Exercise 0: Setting up a development environment

There is no lab this week, but it is a good idea to take the time to:

Familiarisation with the Environment

If you haven't done so before, go through a Linux Tutorial like this one from Cannonical. In this unit we will focus on web development in a linux environment, but you don't need to use the full linux operating system. However, we will be assuming that server side environments are running linux so it is useful if you have a local emulator to help debug your code. OSx is based on Unix, so the terminal application will be suitable, and recent Windows versions include the Windows Subsystem for Linux. Alternatively, you can use a virtual machine, via a program like VMWare or VirtualBox, or even access a virtual machine through your browser.


You may use the editor of your choice for this unit, however you should use one that does automatic indentation and colour highlighting of text according to role. Brackets, Atom, Visual Studio Code, and Sublime Text are popular choices. In the workshops we will use Visual Studio Code (VSCode), so it is worth setting up VSCode so you can follow along.

Setting up VSCode

Follow the set up tutorial for VSCode to install VSCode on your own machine (or open VScode if you are using a lab machine and go through the exercises). Then, go through the language support for HTML in VSCode. Note that there are also tutorials on language support for CSS, JavaScript and Python; so it is worth revisiting these pages when we cover these topics.

Get to Know Your Browsers

The browser is the primary interface for the World Wide Web, and have evolved together. Much of what we do in this unit will need to be tested and analysed in several browsers. Set up several browsers on your computer, such as:

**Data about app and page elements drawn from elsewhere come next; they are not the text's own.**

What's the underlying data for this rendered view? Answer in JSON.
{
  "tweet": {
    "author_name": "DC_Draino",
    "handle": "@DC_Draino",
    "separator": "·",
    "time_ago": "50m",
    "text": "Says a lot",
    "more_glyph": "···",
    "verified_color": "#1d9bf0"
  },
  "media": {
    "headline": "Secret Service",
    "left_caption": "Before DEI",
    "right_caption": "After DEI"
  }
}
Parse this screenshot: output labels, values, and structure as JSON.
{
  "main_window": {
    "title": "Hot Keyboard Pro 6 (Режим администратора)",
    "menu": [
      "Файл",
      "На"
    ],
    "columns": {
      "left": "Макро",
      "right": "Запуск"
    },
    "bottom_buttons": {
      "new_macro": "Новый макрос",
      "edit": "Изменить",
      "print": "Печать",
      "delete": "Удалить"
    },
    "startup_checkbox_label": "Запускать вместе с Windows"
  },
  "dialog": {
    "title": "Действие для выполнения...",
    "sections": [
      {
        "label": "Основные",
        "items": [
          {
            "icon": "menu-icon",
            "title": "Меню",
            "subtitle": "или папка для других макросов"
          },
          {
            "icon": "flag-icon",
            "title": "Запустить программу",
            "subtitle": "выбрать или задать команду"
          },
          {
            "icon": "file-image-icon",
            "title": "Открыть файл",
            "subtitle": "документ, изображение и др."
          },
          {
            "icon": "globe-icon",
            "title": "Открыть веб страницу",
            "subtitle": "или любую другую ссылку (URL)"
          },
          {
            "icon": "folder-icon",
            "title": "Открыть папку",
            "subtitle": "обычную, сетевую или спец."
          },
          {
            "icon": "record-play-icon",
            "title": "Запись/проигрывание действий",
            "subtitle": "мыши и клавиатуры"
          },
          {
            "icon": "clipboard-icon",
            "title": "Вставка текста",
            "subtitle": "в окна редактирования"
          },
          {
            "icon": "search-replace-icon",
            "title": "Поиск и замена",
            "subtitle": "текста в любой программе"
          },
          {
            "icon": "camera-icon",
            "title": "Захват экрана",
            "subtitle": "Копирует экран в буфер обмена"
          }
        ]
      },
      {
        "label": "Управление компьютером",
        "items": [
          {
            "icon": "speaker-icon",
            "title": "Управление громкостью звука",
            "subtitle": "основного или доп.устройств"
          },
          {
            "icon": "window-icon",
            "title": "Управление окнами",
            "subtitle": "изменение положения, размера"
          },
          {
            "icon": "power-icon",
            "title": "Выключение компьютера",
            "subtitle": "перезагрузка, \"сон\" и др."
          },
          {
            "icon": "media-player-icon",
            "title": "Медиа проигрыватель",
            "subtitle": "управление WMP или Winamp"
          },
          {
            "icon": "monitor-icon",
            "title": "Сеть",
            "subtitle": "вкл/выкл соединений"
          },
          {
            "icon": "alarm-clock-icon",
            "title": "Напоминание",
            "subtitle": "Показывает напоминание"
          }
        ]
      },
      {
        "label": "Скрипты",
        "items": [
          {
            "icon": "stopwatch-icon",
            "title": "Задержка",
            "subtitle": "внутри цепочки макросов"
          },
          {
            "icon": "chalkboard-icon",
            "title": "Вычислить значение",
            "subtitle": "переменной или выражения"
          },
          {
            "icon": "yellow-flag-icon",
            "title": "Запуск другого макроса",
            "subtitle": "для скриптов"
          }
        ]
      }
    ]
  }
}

The browsers are all quite similar but have different features to help developers. In addition to viewing course materials and browsing the web, we will use the browsers to inspect and prototype web applications. For your preferred browser, find the developer tools and find a basic tutorial for Firefox, Chrome, Edge, Safari, Opera, or Vivaldi. Try the following tasks:
  1. View the cookies your browser has stored
  2. View the source of the CITS3403 web page
  3. View the CITS3403 web page as it would be displayed on a mobile phone
  4. Make a local change to the style CITS3403 web page (e.g. make the background purple)
  5. Find the javascript console and perform some basic arithemtic functions (e.g. calculate 1+1)